Housing evictions and tenants’ rights have become hot button issues in Chinese society today, a flash point in the conflict between ordinary citizens, land developers, and the government. The most famous case of this, at least in recent memory, was the Chongqing nailhouse, which became an internet-fueled media phenomenon. And now, a similar situation has appeared in the Fengtai district of Beijing. A group of residents who did not agree to conditions offered them by land developers for compensation and resettlement are making a last stand in their homes. As you can see from these pictures (the report is in Chinese), deep ‘trenches’, in some places three meters deep, have been dug around the homes, making it nearly impossible for a person to enter or leave without a ladder or professional pole-vaulting skills. The electricity and water have also been cut off.
Yin Yongli and Lu Guimin, husband and wife, live in one of these houses. They claim to have been subject to harassment, which has now extended to their daughter, who works at a hospital, and who they claim now wears a surgical mask and another person’s badge so as not to be easily identified.
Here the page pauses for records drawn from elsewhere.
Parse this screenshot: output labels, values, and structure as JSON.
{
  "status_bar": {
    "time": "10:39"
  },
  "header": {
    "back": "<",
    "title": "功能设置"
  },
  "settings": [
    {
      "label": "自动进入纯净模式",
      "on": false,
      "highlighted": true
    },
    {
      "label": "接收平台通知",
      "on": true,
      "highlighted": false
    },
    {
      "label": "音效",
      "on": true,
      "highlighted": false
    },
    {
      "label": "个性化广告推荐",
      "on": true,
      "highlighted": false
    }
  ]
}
You can see a lot of pictures here, and if you notice the bottle that appears in some of the pictures — that’s some kind of poison, which they say they will take in order to commit suicide, if that’s what it comes down to.
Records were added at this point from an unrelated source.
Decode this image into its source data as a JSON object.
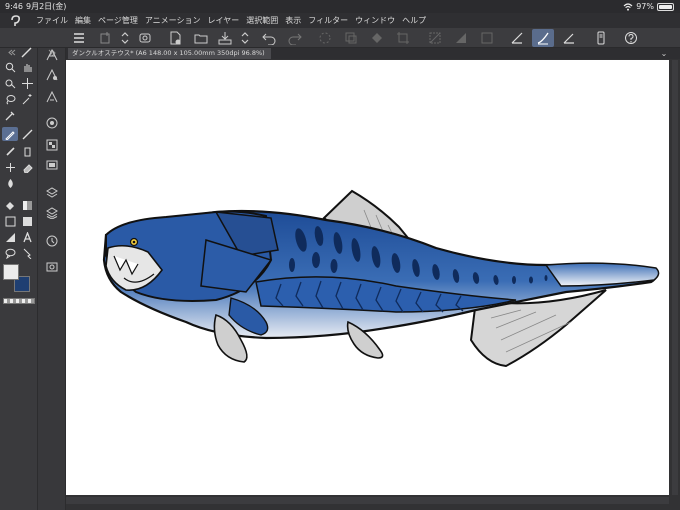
{
  "status": {
    "time": "9:46",
    "date": "9月2日(金)",
    "battery": "97%",
    "battery_level": 0.97
  },
  "menu": [
    "ファイル",
    "編集",
    "ページ管理",
    "アニメーション",
    "レイヤー",
    "選択範囲",
    "表示",
    "フィルター",
    "ウィンドウ",
    "ヘルプ"
  ],
  "document": {
    "tab_title": "ダンクルオステウス* (A6 148.00 x 105.00mm 350dpi 96.8%)"
  },
  "colors": {
    "main": "#ececec",
    "sub": "#1f3f72",
    "accent": "#5b6f93",
    "fish_blue": "#2f5fa6",
    "fish_dark": "#0f2b5c",
    "fin_gray": "#cfcfcf"
  },
  "toolbar_icons": [
    "menu-icon",
    "new-canvas-icon",
    "expand-icon",
    "frame-icon",
    "new-file-icon",
    "open-folder-icon",
    "save-icon",
    "up-down-icon",
    "undo-icon",
    "redo-icon",
    "erase-icon",
    "transform-icon",
    "fill-icon",
    "crop-icon",
    "selection-icon",
    "invert-icon",
    "deselect-icon",
    "ruler-icon",
    "brush-settings-icon",
    "snap-icon",
    "device-icon",
    "help-icon"
  ]
}
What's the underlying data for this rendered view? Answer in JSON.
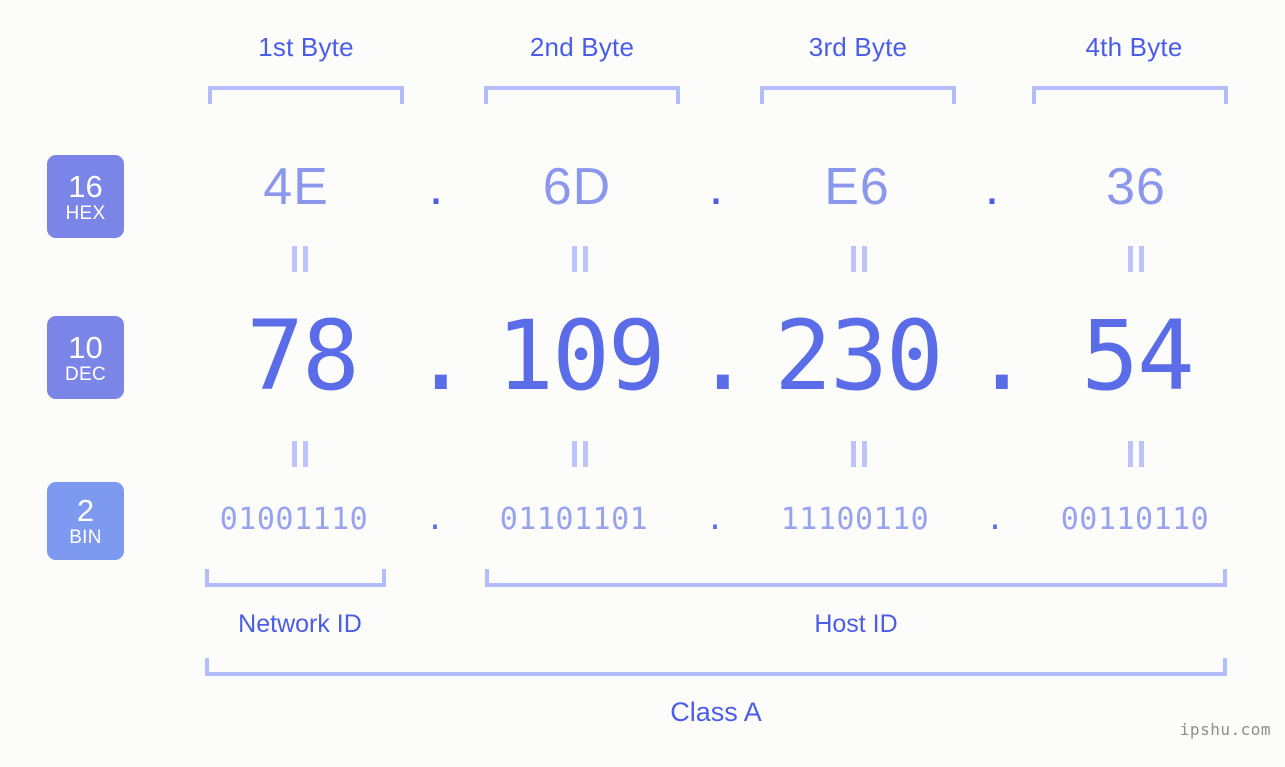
{
  "meta": {
    "watermark": "ipshu.com",
    "background_color": "#fcfdfa",
    "accent_color": "#4a5ce8",
    "bracket_color": "#b4bdfb",
    "badge_color": "#7b85e8",
    "badge_bin_color": "#7e9af0"
  },
  "byte_headers": [
    {
      "label": "1st Byte"
    },
    {
      "label": "2nd Byte"
    },
    {
      "label": "3rd Byte"
    },
    {
      "label": "4th Byte"
    }
  ],
  "rows": {
    "hex": {
      "badge_num": "16",
      "badge_sub": "HEX",
      "values": [
        "4E",
        "6D",
        "E6",
        "36"
      ],
      "separator": "."
    },
    "dec": {
      "badge_num": "10",
      "badge_sub": "DEC",
      "values": [
        "78",
        "109",
        "230",
        "54"
      ],
      "separator": "."
    },
    "bin": {
      "badge_num": "2",
      "badge_sub": "BIN",
      "values": [
        "01001110",
        "01101101",
        "11100110",
        "00110110"
      ],
      "separator": "."
    }
  },
  "equals_glyph": "=",
  "sections": {
    "network_id": "Network ID",
    "host_id": "Host ID",
    "class": "Class A"
  },
  "ip_address": "78.109.230.54"
}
Earlier this month, in another part of Beijing, there was a referendum held on housing demolitions and evictions, with the hopes that this would give developers and local government some idea of popular opinion, and thus avoiding the isolated nailhouse situation a la Chongqing or other forms of extreme action, such as people writing proclamations in blood or committing suicide.
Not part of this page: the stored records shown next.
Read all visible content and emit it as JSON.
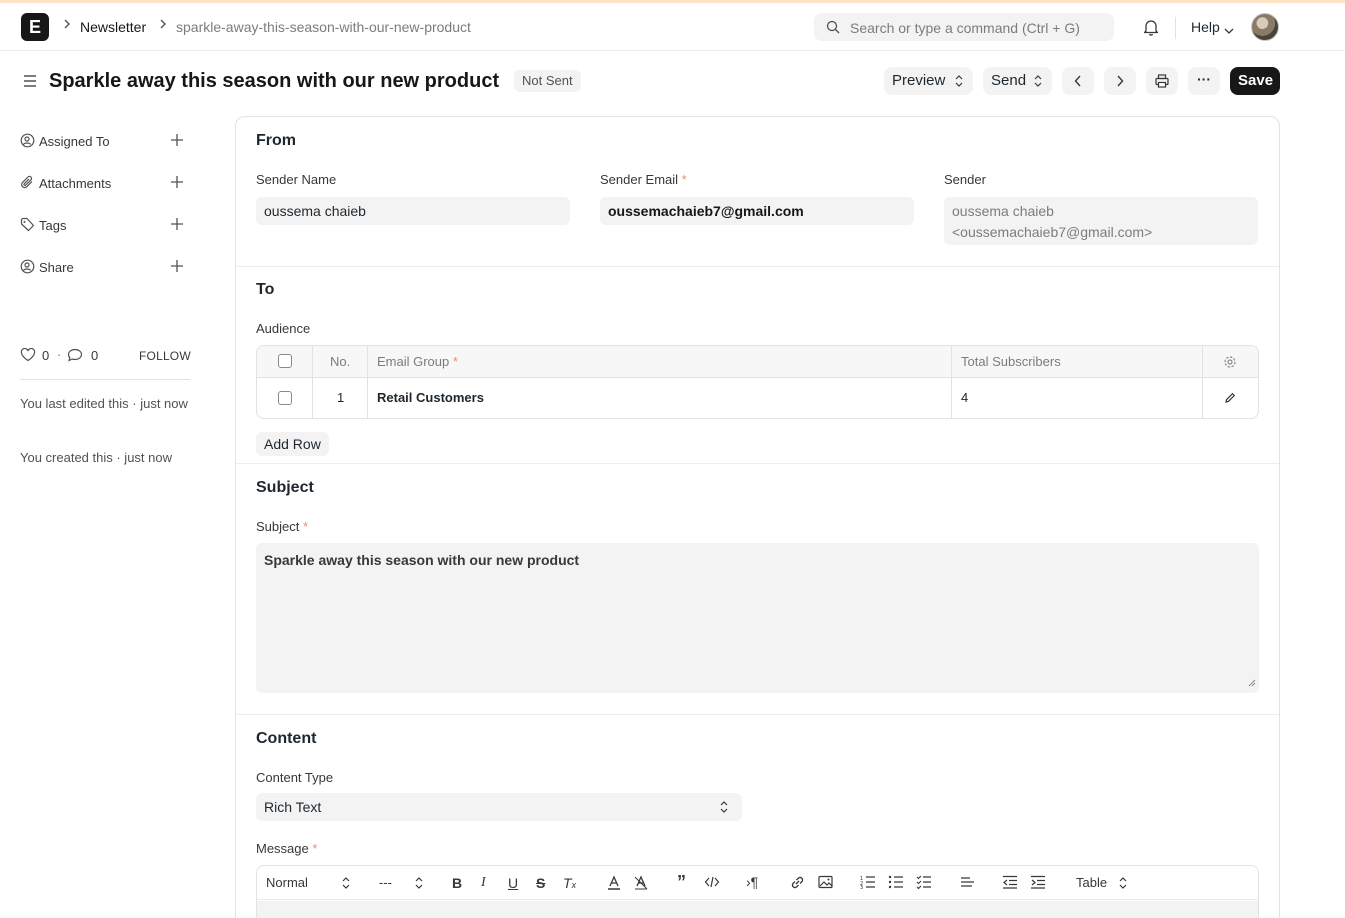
{
  "navbar": {
    "logo_letter": "E",
    "breadcrumbs": [
      "Newsletter",
      "sparkle-away-this-season-with-our-new-product"
    ],
    "search_placeholder": "Search or type a command (Ctrl + G)",
    "help_label": "Help"
  },
  "page": {
    "title": "Sparkle away this season with our new product",
    "status": "Not Sent",
    "actions": {
      "preview": "Preview",
      "send": "Send",
      "save": "Save",
      "more": "···"
    }
  },
  "sidebar": {
    "items": [
      {
        "label": "Assigned To",
        "icon": "user-assign-icon"
      },
      {
        "label": "Attachments",
        "icon": "paperclip-icon"
      },
      {
        "label": "Tags",
        "icon": "tag-icon"
      },
      {
        "label": "Share",
        "icon": "share-user-icon"
      }
    ],
    "likes": "0",
    "comments": "0",
    "follow_label": "FOLLOW",
    "last_edited": "You last edited this · just now",
    "created": "You created this · just now"
  },
  "form": {
    "from": {
      "title": "From",
      "sender_name_label": "Sender Name",
      "sender_name": "oussema chaieb",
      "sender_email_label": "Sender Email",
      "sender_email": "oussemachaieb7@gmail.com",
      "sender_label": "Sender",
      "sender_line1": "oussema chaieb",
      "sender_line2": "<oussemachaieb7@gmail.com>"
    },
    "to": {
      "title": "To",
      "audience_label": "Audience",
      "columns": {
        "no": "No.",
        "email_group": "Email Group",
        "total": "Total Subscribers"
      },
      "rows": [
        {
          "no": "1",
          "email_group": "Retail Customers",
          "total": "4"
        }
      ],
      "add_row": "Add Row"
    },
    "subject": {
      "title": "Subject",
      "label": "Subject",
      "value": "Sparkle away this season with our new product"
    },
    "content": {
      "title": "Content",
      "content_type_label": "Content Type",
      "content_type": "Rich Text",
      "message_label": "Message",
      "toolbar": {
        "style": "Normal",
        "size": "---",
        "table": "Table"
      }
    }
  },
  "required_mark": "*"
}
The results of the June 9 referendum: out of the 5473 eligible residents, there were 3711 valid votes, with 2451 cast in favor of the demolition plans, 1228 against, and 32 that were invalid. What does that mean? We’re not entirely sure, since none of the reports said how many votes were needed for the referendum to be “passed.” It seems like a small step in the right direction.